18.01.2017 | FIZ Karlsruhe – Leibniz-Institut für Informationsinfrastruktur GmbH

All articles from Ecology, The Environment and Conservation >>>

The most recent press releases about innovation >>>

Die letzten 5 Focus-News des innovations-reports im Überblick:

Im Focus: Quantum optical sensor for the first time tested in space – with a laser system from Berlin

For the first time ever, a cloud of ultra-cold atoms has been successfully created in space on board of a sounding rocket. The MAIUS mission demonstrates that quantum optical sensors can be operated even in harsh environments like space – a prerequi-site for finding answers to the most challenging questions of fundamental physics and an important innovation driver for everyday applications.

According to Albert Einstein's Equivalence Principle, all bodies are accelerated at the same rate by the Earth's gravity, regardless of their properties. This...

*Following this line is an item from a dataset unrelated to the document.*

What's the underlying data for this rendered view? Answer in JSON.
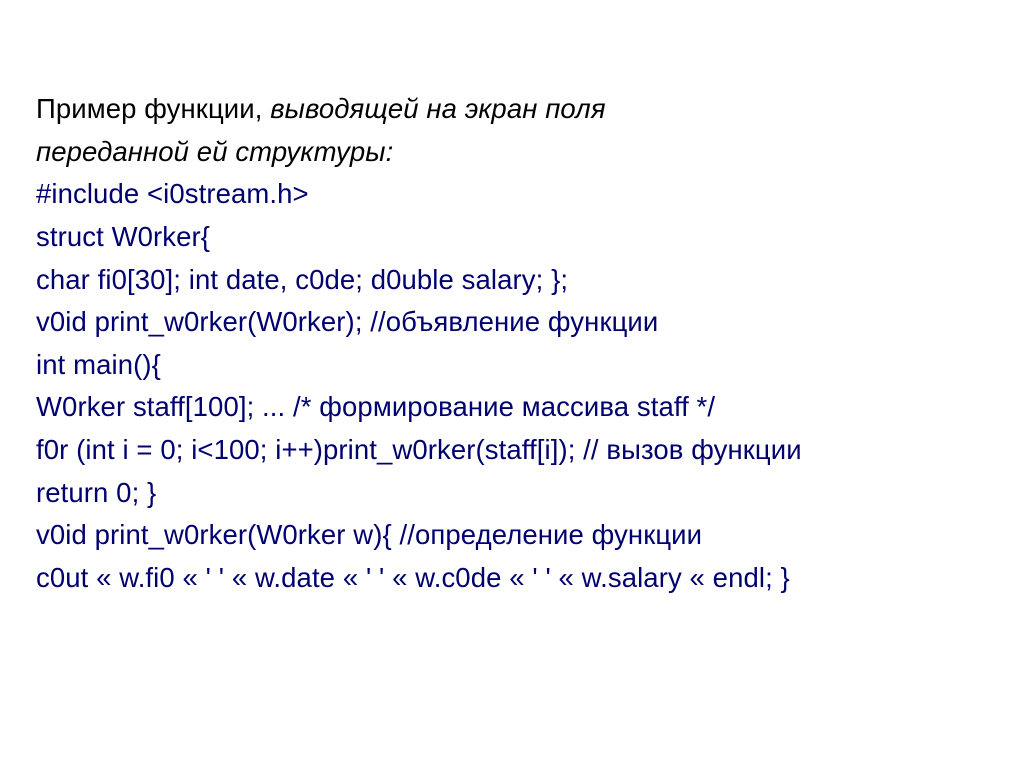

Im Focus: Traffic jam in empty space

New success for Konstanz physicists in studying the quantum vacuum

An important step towards a completely new experimental access to quantum physics has been made at University of Konstanz. The team of scientists headed by...

Im Focus: How gut bacteria can make us ill

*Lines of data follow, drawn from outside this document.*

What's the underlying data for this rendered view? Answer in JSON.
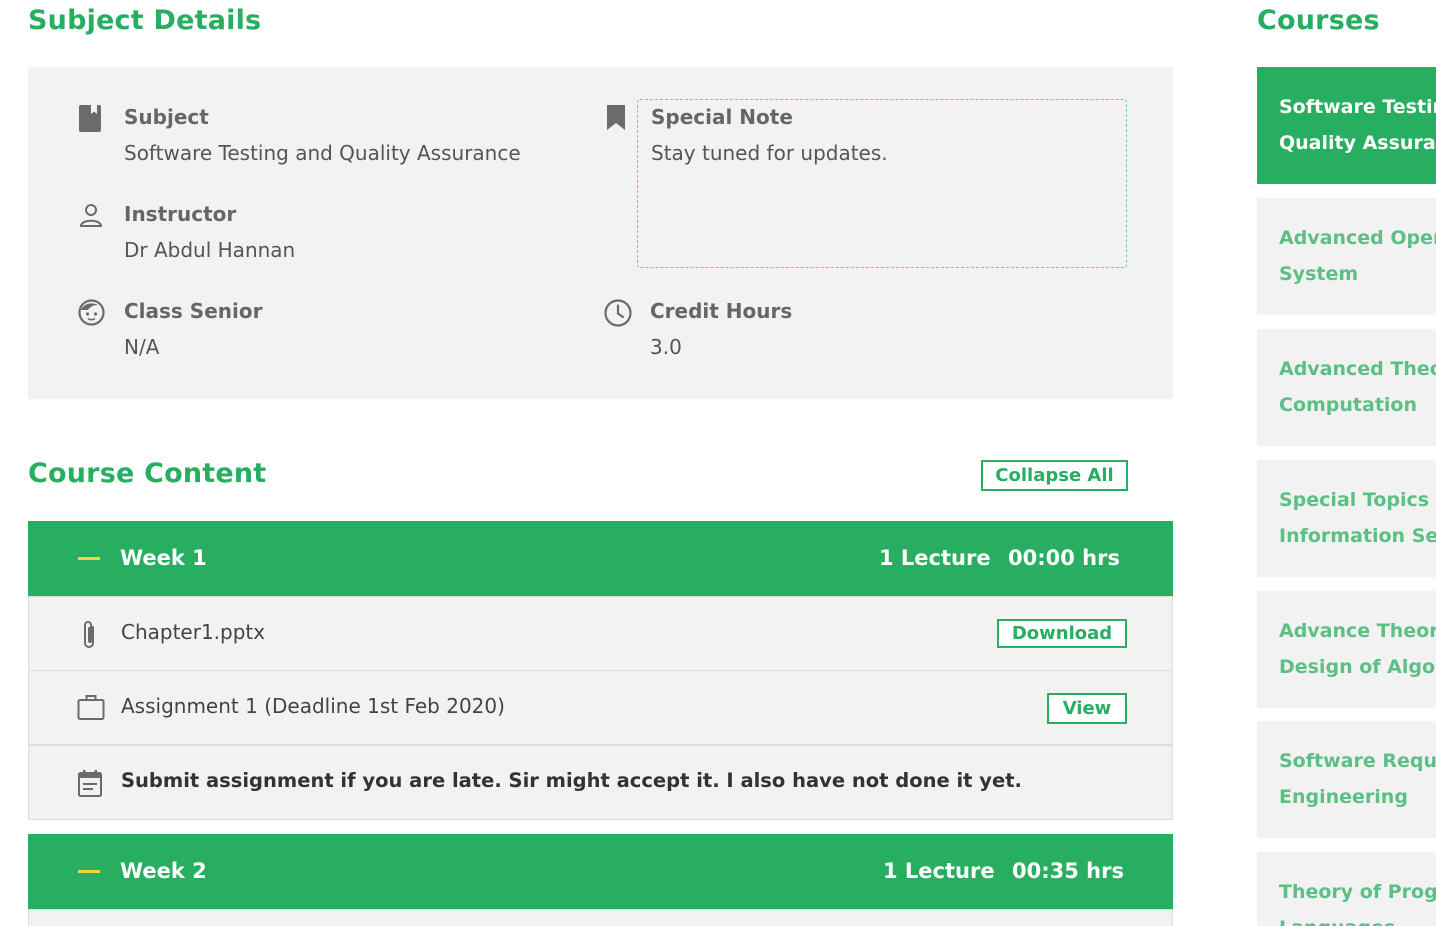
{
  "subject_details": {
    "title": "Subject Details",
    "subject": {
      "label": "Subject",
      "value": "Software Testing and Quality Assurance"
    },
    "instructor": {
      "label": "Instructor",
      "value": "Dr Abdul Hannan"
    },
    "class_senior": {
      "label": "Class Senior",
      "value": "N/A"
    },
    "special_note": {
      "label": "Special Note",
      "value": "Stay tuned for updates."
    },
    "credit_hours": {
      "label": "Credit Hours",
      "value": "3.0"
    }
  },
  "course_content": {
    "title": "Course Content",
    "collapse_label": "Collapse All",
    "weeks": [
      {
        "title": "Week 1",
        "lectures": "1 Lecture",
        "duration": "00:00 hrs",
        "items": [
          {
            "icon": "paperclip-icon",
            "text": "Chapter1.pptx",
            "action": "Download"
          },
          {
            "icon": "briefcase-icon",
            "text": "Assignment 1 (Deadline 1st Feb 2020)",
            "action": "View"
          },
          {
            "icon": "calendar-note-icon",
            "text": "Submit assignment if you are late. Sir might accept it. I also have not done it yet."
          }
        ]
      },
      {
        "title": "Week 2",
        "lectures": "1 Lecture",
        "duration": "00:35 hrs"
      }
    ]
  },
  "courses": {
    "title": "Courses",
    "items": [
      {
        "label": "Software Testing and\nQuality Assurance",
        "active": true
      },
      {
        "label": "Advanced Operating\nSystem"
      },
      {
        "label": "Advanced Theory of\nComputation"
      },
      {
        "label": "Special Topics in\nInformation Security"
      },
      {
        "label": "Advance Theory and\nDesign of Algorithms"
      },
      {
        "label": "Software Requirements\nEngineering"
      },
      {
        "label": "Theory of Programming\nLanguages"
      }
    ]
  },
  "colors": {
    "accent": "#27ae60",
    "panel": "#f2f2f2",
    "dash": "#f1d33c"
  }
}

HZI researchers decipher infection mechanisms of Yersinia and immune responses of the host

Yersiniae cause severe intestinal infections. Studies using Yersinia pseudotuberculosis as a model organism aim to elucidate the infection mechanisms of these...

Im Focus: Interfacial Superconductivity: Magnetic and superconducting order revealed simultaneously

Researchers from the University of Hamburg in Germany, in collaboration with colleagues from the University of Aarhus in Denmark, have synthesized a new superconducting material by growing a few layers of an antiferromagnetic transition-metal chalcogenide on a bismuth-based topological insulator, both being non-superconducting materials.

While superconductivity and magnetism are generally believed to be mutually exclusive, surprisingly, in this new material, superconducting correlations...

Im Focus: Studying fundamental particles in materials

Laser-driving of semimetals allows creating novel quasiparticle states within condensed matter systems and switching between different states on ultrafast time scales

Studying properties of fundamental particles in condensed matter systems is a promising approach to quantum field theory. Quasiparticles offer the opportunity...

All Focus news of the innovation-report >>>

Anzeige

Anzeige

Event News

Sustainable Water use in Agriculture in Eastern Europe and Central Asia

19.01.2017 | Event News

12V, 48V, high-voltage – trends in E/E automotive architecture

10.01.2017 | Event News

2nd Conference on Non-Textual Information on 10 and 11 May 2017 in Hannover

09.01.2017 | Event News

 
Latest News

Tracking movement of immune cells identifies key first steps in inflammatory arthritis

23.01.2017 | Health and Medicine

Electrocatalysis can advance green transition

23.01.2017 | Physics and Astronomy

New technology for mass-production of complex molded composite components

23.01.2017 | Process Engineering

VideoLinks
B2B-VideoLinks
More VideoLinks >>>